We are increasingly aware of how mergers often cost consumers and the economy in less competition, higher prices and less choice. Fortunately, the Antitrust Division of the Justice Department (“DOJ”) has been more willing to go to court and block deals that will harm consumers. The DOJ should remind itself of the vital role of tough merger enforcement when it looks at the proposed merger between ABI and SABMiller.
A straightforward merger between the two would raise antitrust alarm bells that would awaken the dead. Together, the companies control over 70% of the U.S. market by volume and 65% of the market by sales value. Recognizing such a deal would be a nonstarter, ABI has suggested that any competitive concerns in the United States will disappear because MolsonCoors will acquire control of the MillerCoors joint venture. Of course, the DOJ has become increasingly skeptical of negotiated attempts to restructure a market to resolve competitive concerns for deal approval – recently rejecting a massive divestiture in Comcast/Time Warner — and as we explain below they should do the same in this deal unless there are substantive amendments.

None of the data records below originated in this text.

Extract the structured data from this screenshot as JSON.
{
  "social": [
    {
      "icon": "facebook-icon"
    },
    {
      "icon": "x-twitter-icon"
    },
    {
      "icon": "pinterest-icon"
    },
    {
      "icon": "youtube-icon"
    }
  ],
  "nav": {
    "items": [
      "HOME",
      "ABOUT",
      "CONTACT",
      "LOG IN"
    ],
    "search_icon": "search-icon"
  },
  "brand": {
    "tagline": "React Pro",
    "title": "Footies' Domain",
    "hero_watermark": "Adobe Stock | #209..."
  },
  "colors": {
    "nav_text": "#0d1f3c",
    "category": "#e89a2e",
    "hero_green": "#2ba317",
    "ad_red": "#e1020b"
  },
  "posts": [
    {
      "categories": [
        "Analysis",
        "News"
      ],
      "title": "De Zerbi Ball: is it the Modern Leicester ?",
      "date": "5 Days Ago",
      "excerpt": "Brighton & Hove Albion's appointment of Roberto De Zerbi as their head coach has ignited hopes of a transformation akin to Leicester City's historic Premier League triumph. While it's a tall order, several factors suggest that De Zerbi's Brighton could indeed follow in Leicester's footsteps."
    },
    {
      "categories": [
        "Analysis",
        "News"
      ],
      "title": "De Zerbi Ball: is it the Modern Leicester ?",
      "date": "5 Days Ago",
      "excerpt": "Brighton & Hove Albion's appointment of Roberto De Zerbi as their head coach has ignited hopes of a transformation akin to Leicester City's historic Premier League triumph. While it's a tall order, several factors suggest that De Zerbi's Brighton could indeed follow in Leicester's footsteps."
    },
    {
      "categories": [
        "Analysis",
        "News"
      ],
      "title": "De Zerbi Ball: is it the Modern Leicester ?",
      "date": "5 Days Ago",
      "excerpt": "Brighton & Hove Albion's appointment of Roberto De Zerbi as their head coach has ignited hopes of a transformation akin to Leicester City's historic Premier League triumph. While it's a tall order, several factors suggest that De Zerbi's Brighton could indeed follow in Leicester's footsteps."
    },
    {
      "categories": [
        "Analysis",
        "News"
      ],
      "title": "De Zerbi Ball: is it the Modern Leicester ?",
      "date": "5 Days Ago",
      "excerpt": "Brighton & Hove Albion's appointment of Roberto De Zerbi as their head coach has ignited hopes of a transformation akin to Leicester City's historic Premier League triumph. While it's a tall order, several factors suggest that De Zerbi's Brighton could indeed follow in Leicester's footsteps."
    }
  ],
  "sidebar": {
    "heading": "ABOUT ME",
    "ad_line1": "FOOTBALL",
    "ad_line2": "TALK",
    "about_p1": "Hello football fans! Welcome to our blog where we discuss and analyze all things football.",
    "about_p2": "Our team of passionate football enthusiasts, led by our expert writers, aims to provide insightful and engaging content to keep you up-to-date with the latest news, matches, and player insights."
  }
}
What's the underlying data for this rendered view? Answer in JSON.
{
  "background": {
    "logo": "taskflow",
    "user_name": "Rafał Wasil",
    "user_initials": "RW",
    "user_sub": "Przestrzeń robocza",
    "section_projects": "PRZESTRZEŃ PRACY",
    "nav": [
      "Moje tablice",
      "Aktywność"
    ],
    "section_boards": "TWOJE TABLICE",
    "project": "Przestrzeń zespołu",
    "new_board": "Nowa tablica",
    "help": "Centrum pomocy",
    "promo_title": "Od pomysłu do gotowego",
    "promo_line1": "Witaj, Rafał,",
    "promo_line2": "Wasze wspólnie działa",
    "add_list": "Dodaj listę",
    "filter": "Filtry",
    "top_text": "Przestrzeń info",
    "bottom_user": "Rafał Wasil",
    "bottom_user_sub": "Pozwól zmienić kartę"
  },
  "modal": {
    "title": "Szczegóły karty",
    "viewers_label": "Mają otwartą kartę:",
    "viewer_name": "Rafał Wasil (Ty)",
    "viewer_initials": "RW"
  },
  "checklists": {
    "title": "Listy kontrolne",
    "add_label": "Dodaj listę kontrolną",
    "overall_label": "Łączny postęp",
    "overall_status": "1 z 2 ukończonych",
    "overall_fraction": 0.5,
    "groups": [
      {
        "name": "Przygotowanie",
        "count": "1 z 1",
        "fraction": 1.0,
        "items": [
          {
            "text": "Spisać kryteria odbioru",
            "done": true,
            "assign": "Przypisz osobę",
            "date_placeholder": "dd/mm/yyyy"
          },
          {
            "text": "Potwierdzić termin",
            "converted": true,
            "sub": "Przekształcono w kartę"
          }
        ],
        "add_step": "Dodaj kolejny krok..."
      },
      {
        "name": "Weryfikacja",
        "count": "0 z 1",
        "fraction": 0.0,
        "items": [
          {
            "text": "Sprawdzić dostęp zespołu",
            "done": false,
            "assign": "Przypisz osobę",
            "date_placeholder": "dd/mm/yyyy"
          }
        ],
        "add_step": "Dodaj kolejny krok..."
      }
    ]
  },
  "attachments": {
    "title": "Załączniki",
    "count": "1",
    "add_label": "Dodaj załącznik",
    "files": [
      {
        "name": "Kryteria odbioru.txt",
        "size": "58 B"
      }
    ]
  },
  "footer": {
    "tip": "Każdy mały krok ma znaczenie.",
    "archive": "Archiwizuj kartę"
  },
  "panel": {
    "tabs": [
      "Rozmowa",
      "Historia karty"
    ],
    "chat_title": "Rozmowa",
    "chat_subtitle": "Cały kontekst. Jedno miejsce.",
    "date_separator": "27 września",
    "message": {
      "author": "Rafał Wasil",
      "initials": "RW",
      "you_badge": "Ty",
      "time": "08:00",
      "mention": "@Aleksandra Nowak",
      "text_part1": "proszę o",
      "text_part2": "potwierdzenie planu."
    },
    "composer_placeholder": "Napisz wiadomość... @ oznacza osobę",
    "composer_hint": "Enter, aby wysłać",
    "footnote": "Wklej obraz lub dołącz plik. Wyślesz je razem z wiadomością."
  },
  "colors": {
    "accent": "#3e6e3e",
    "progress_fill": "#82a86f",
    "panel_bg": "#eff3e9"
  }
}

There is a tremendous amount at stake in this merger. The increased size and scope of ABI on a global basis will likely have effects in the U.S. market. Molson Coors taking over the control of the MillerCoors portfolio may also result in significant changes in how the business operates today. Moreover, economic studies have shown a simple truth – increased beer consolidation leads to higher prices. The recent expansion of the high end U.S. craft beer market is remarkable in light of the 2007-2008 big brewer (ABI and MillerCoors) mergers thanks to a robust and independent distribution market which has facilitated the explosion of craft beer entry. But the craft beer segment is increasingly threatened by ABI’s acquisitions of independent craft brewers and increasing efforts to cut off distribution of competition brands within the ABI aligned distribution channels. Not only is ABI the largest U.S. brewer, it is also the largest U.S. distributor – currently controlling over 135 million cases with $3 billion in sales across distributorships in multiple states.